BY MWAKERA MWAJEFA
Regional Inter-Ministerial meeting comprising of Kenya, Uganda, Tanzania, Ethiopia and Somalia have agreed to galvanise political action to end cross border female genital mutilation (FGM) in the region.
This declaration based on Ouagadougou 2018 and the African Union Continental Initiative (Assembly/AU/DEC757(XXXII) and reaffirming the Maputo Plan of Action to advance rights and choices for women and girls was endorsed by the regional gathering on April 17th, 2019 at a Mombasa hotel.
The three-day outcome of deliberations was signed by the Youth and Gender Affairs cabinet secretary Prof Margaret Kobia (Kenya), Gender, Labour and Social Development State minister Peace Regis Mutuuzo (Uganda), Health, Community Development, Gender, Elderly and Children minister Ummy Mwalimu (Tanzania), Women and Children Affairs minister Yalem Tsegaye (Ethiopia) and Women Affairs and Human Rights Development minister Deka Haji Yusuf (Somalia).
Further to these commitments, the regional ministers agreed to eliminate FGM by strengthening regional coordination in the area of legislation and policy framework, cooperation, communication and advocacy, evidence, research and data.
They agreed to enact and harmonize national laws and policy frameworks on FGM through African Union, East African Community and Inter-Governmental Authority for Development.
The ministers pledged to support cross border cooperation by facilitating information exchange on trends and good practices, establishing Standard Operating Procedures for girls and women at risk, law enforcement, and community dialogues.
They committed to develop and implement multi-sectoral costed Plans of Action at the national level, which integrate cross border dimensions on the elimination of Female Genital Mutilation with clear outcomes, targets, budget lines and monitoring framework.
The ministers agreed to allocate sufficient human and financial resources to the implementation of FGM Plans of Action that integrate cross border dimensions and develop programmes to address emerging forms and trends of the vice practice like medicalization, changes in age and types of FGM on practice, and religious misinterpretations.
They committed also to implement the regional action plan and convene rotational annual technical and biennial ministerial meetings to assess progress and promote mutual accountability to eliminate FGM.
The ministers, through advocacy and communication programmes at the regional, national and community levels, target to mobilize religious leaders, traditional leaders, community leaders, women and girls, men and boys, and other relevant stakeholders to take collective action and accelerate the elimination of FGM.
They are concerned that mutilation (total or partial removal of female genitalia) is a violation of the human rights and dignity of women and girls, and is a form of gender based violence.
Globally, the ministers note that more than 200 million girls and women today undergo FGM including in 30 countries in Africa with Kenya, Uganda, Ethiopia, Tanzania and Somalia accounting for almost a quarter of (an estimated 48.5 million) the victims.

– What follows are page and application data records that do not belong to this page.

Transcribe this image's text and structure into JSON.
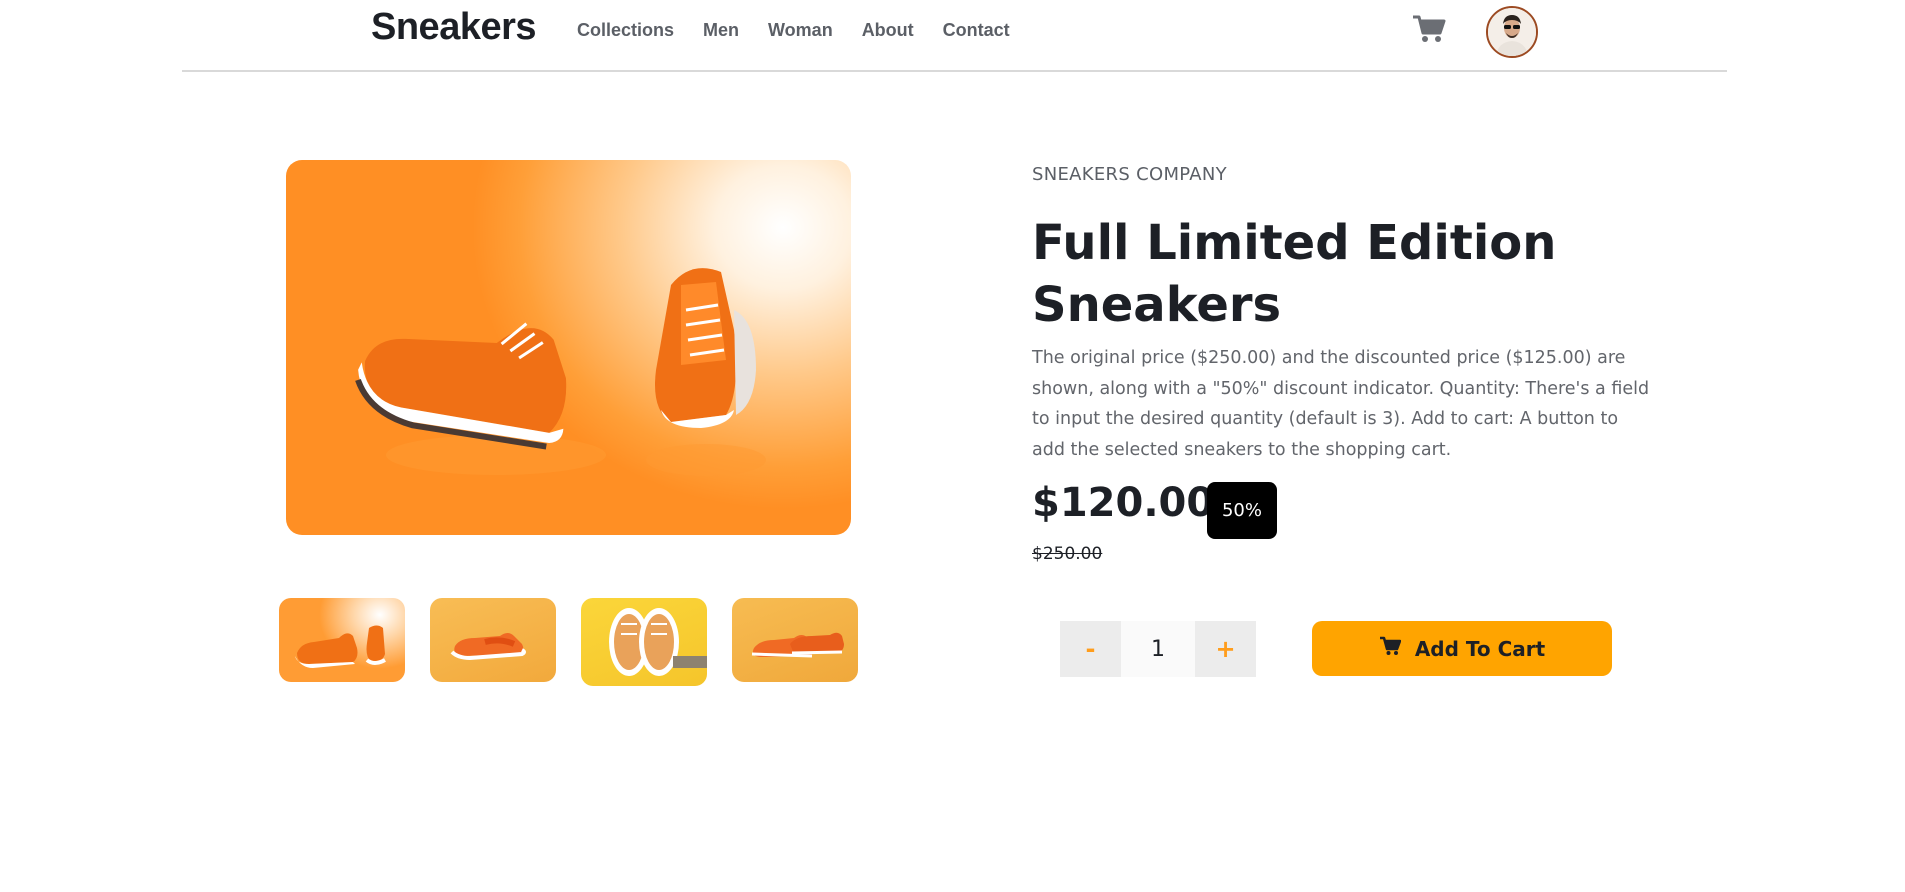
{
  "header": {
    "brand": "Sneakers",
    "nav": [
      "Collections",
      "Men",
      "Woman",
      "About",
      "Contact"
    ],
    "cart_icon": "cart-icon",
    "avatar_icon": "user-avatar"
  },
  "gallery": {
    "main_image": "orange-sneakers-photo",
    "thumbnails": [
      "orange-sneakers-thumb",
      "orange-sneakers-side-thumb",
      "sneakers-top-view-thumb",
      "orange-sneakers-pair-thumb"
    ]
  },
  "product": {
    "company": "SNEAKERS COMPANY",
    "title": "Full Limited Edition Sneakers",
    "description": "The original price ($250.00) and the discounted price ($125.00) are shown, along with a \"50%\" discount indicator. Quantity: There's a field to input the desired quantity (default is 3). Add to cart: A button to add the selected sneakers to the shopping cart.",
    "price": "$120.00",
    "discount": "50%",
    "original_price": "$250.00"
  },
  "cart_controls": {
    "minus_label": "-",
    "quantity": "1",
    "plus_label": "+",
    "add_label": "Add To Cart",
    "add_icon": "cart-icon"
  },
  "colors": {
    "accent": "#ffa400",
    "accent_text": "#ff9d1c",
    "dark": "#1d2026",
    "muted": "#5b5f66",
    "badge": "#000000"
  }
}
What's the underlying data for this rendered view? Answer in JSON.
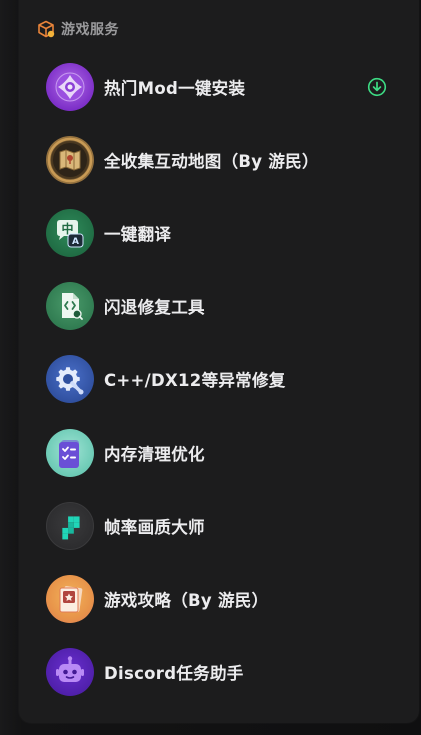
{
  "header": {
    "title": "游戏服务",
    "icon": "package-box-icon"
  },
  "items": [
    {
      "label": "热门Mod一键安装",
      "icon": "mod-install-icon",
      "trailing_icon": "download-circle-icon",
      "trailing_color": "#3ddc84"
    },
    {
      "label": "全收集互动地图（By 游民）",
      "icon": "map-icon"
    },
    {
      "label": "一键翻译",
      "icon": "translate-icon"
    },
    {
      "label": "闪退修复工具",
      "icon": "file-repair-icon"
    },
    {
      "label": "C++/DX12等异常修复",
      "icon": "gear-repair-icon"
    },
    {
      "label": "内存清理优化",
      "icon": "memory-clean-icon"
    },
    {
      "label": "帧率画质大师",
      "icon": "frame-rate-icon"
    },
    {
      "label": "游戏攻略（By 游民）",
      "icon": "guide-book-icon"
    },
    {
      "label": "Discord任务助手",
      "icon": "discord-bot-icon"
    }
  ]
}
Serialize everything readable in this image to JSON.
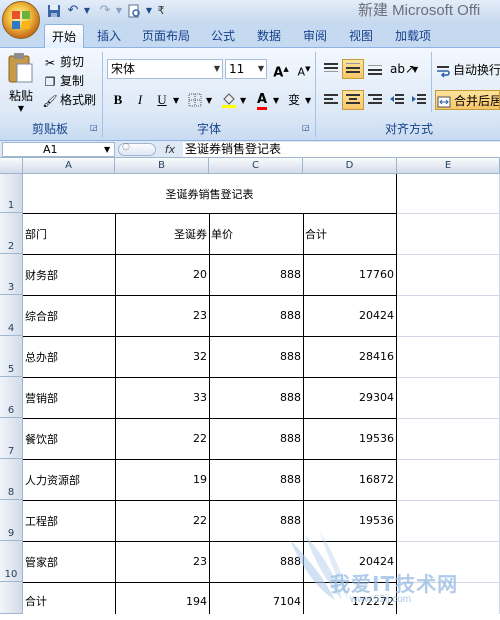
{
  "window": {
    "title": "新建 Microsoft Offi",
    "qat_more": "₹"
  },
  "tabs": [
    {
      "label": "开始"
    },
    {
      "label": "插入"
    },
    {
      "label": "页面布局"
    },
    {
      "label": "公式"
    },
    {
      "label": "数据"
    },
    {
      "label": "审阅"
    },
    {
      "label": "视图"
    },
    {
      "label": "加载项"
    }
  ],
  "clipboard": {
    "paste_label": "粘贴",
    "cut_label": "剪切",
    "copy_label": "复制",
    "format_painter_label": "格式刷",
    "group_label": "剪贴板"
  },
  "font": {
    "name": "宋体",
    "size": "11",
    "bold": "B",
    "italic": "I",
    "underline": "U",
    "font_color_glyph": "A",
    "phonetic_glyph": "变",
    "grow_glyph": "A",
    "shrink_glyph": "A",
    "group_label": "字体"
  },
  "alignment": {
    "wrap_text_label": "自动换行",
    "merge_center_label": "合并后居",
    "group_label": "对齐方式"
  },
  "formula_bar": {
    "cell_ref": "A1",
    "fx_label": "fx",
    "content": "圣诞券销售登记表"
  },
  "sheet": {
    "columns": [
      "A",
      "B",
      "C",
      "D",
      "E"
    ],
    "title": "圣诞券销售登记表",
    "header": {
      "dept": "部门",
      "qty": "圣诞券",
      "price": "单价",
      "total": "合计"
    },
    "rows": [
      {
        "row": "1"
      },
      {
        "row": "2"
      },
      {
        "row": "3",
        "dept": "财务部",
        "qty": "20",
        "price": "888",
        "total": "17760"
      },
      {
        "row": "4",
        "dept": "综合部",
        "qty": "23",
        "price": "888",
        "total": "20424"
      },
      {
        "row": "5",
        "dept": "总办部",
        "qty": "32",
        "price": "888",
        "total": "28416"
      },
      {
        "row": "6",
        "dept": "营销部",
        "qty": "33",
        "price": "888",
        "total": "29304"
      },
      {
        "row": "7",
        "dept": "餐饮部",
        "qty": "22",
        "price": "888",
        "total": "19536"
      },
      {
        "row": "8",
        "dept": "人力资源部",
        "qty": "19",
        "price": "888",
        "total": "16872"
      },
      {
        "row": "9",
        "dept": "工程部",
        "qty": "22",
        "price": "888",
        "total": "19536"
      },
      {
        "row": "10",
        "dept": "管家部",
        "qty": "23",
        "price": "888",
        "total": "20424"
      }
    ],
    "totals": {
      "dept": "合计",
      "qty": "194",
      "price": "7104",
      "total": "172272"
    }
  },
  "watermark": {
    "text": "我爱IT技术网",
    "url": "www.52ij.com"
  },
  "colors": {
    "ribbon_bg": "#dde9f7",
    "tab_text": "#15428b",
    "grid_line": "#d0d7e5",
    "cell_border": "#000000"
  }
}
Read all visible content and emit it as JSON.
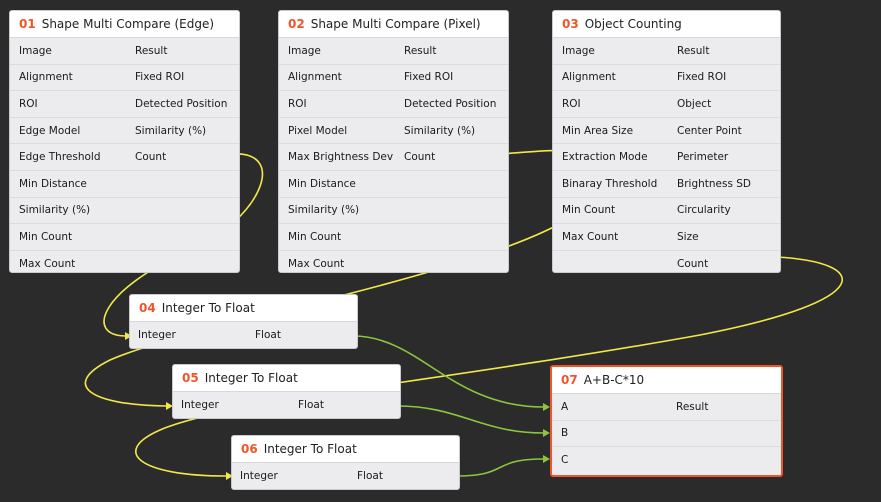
{
  "colors": {
    "background": "#2b2b2b",
    "node_bg": "#ececef",
    "header_bg": "#ffffff",
    "accent_number": "#f0552a",
    "selected_border": "#f0552a",
    "wire_yellow": "#f2e84a",
    "wire_green": "#8cc63f"
  },
  "nodes": {
    "n01": {
      "num": "01",
      "title": "Shape Multi Compare (Edge)",
      "inputs": [
        "Image",
        "Alignment",
        "ROI",
        "Edge Model",
        "Edge Threshold",
        "Min Distance",
        "Similarity (%)",
        "Min Count",
        "Max Count"
      ],
      "outputs": [
        "Result",
        "Fixed ROI",
        "Detected Position",
        "Similarity (%)",
        "Count"
      ]
    },
    "n02": {
      "num": "02",
      "title": "Shape Multi Compare (Pixel)",
      "inputs": [
        "Image",
        "Alignment",
        "ROI",
        "Pixel Model",
        "Max Brightness Dev",
        "Min Distance",
        "Similarity (%)",
        "Min Count",
        "Max Count"
      ],
      "outputs": [
        "Result",
        "Fixed ROI",
        "Detected Position",
        "Similarity (%)",
        "Count"
      ]
    },
    "n03": {
      "num": "03",
      "title": "Object Counting",
      "inputs": [
        "Image",
        "Alignment",
        "ROI",
        "Min Area Size",
        "Extraction Mode",
        "Binaray Threshold",
        "Min Count",
        "Max Count"
      ],
      "outputs": [
        "Result",
        "Fixed ROI",
        "Object",
        "Center Point",
        "Perimeter",
        "Brightness SD",
        "Circularity",
        "Size",
        "Count"
      ]
    },
    "n04": {
      "num": "04",
      "title": "Integer To Float",
      "input": "Integer",
      "output": "Float"
    },
    "n05": {
      "num": "05",
      "title": "Integer To Float",
      "input": "Integer",
      "output": "Float"
    },
    "n06": {
      "num": "06",
      "title": "Integer To Float",
      "input": "Integer",
      "output": "Float"
    },
    "n07": {
      "num": "07",
      "title": "A+B-C*10",
      "inputs": [
        "A",
        "B",
        "C"
      ],
      "output": "Result"
    }
  }
}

The FGM, according to them is irreparable, irreversible abuse that poses a serious threat to the health of women and girls including their psychological, sexual and reproductive health, which can increase their vulnerability to HIV and adverse maternal and child health outcomes including death.
Recalling the Convention on the Elimination of All Forms of Discrimination Against Women and the Protocol to the African Charter on Human and People’s Rights on the Rights of Women in Africa (Maputo Protocol), the ministers want concerned regional countries to prohibit and condemn all forms of harmful practices and take all necessary legislative and other measures to eliminate such practices.
In her closing remarks, Prof Kobia the declarations made by the member States will strengthen the regional coordination in the area of legislation, policy communication and advocacy.
“Time is now ripe for us to harmonise our laws and policies among ourselves through research for proper programming and rotational biennial ministerial and annual technical meetings,” she said.
She told her colleagues to ensure allocation of sufficient human and financial resources for the eradication of FGM was committed by their respective governments to end the vice within the region.
The CS acknowledged UNFPA, UNICEF and members’ of civil societies and Faith Based Organizations for their tremendous work and efforts to end FGM among communities that still practice the ritual.
Concerned with recent evidence of cross border dimensions of FGM manifested in both supply and demand for services, the ministers recognised the importance of regional cooperation to the end the practice.
The elimination of this harmful practice, according to them, requires collaboration and coordination at the regional, national and local levels.
“Through the leadership of national governments in partnership with United Nations agencies, African Union, Regional Economic Communities, bi-lateral non-government organizations and other stakeholders such as religious leaders, traditional leaders, community leaders, girls and boys and men women and girls, men and boys – we can eradicate this practice completely,” they said.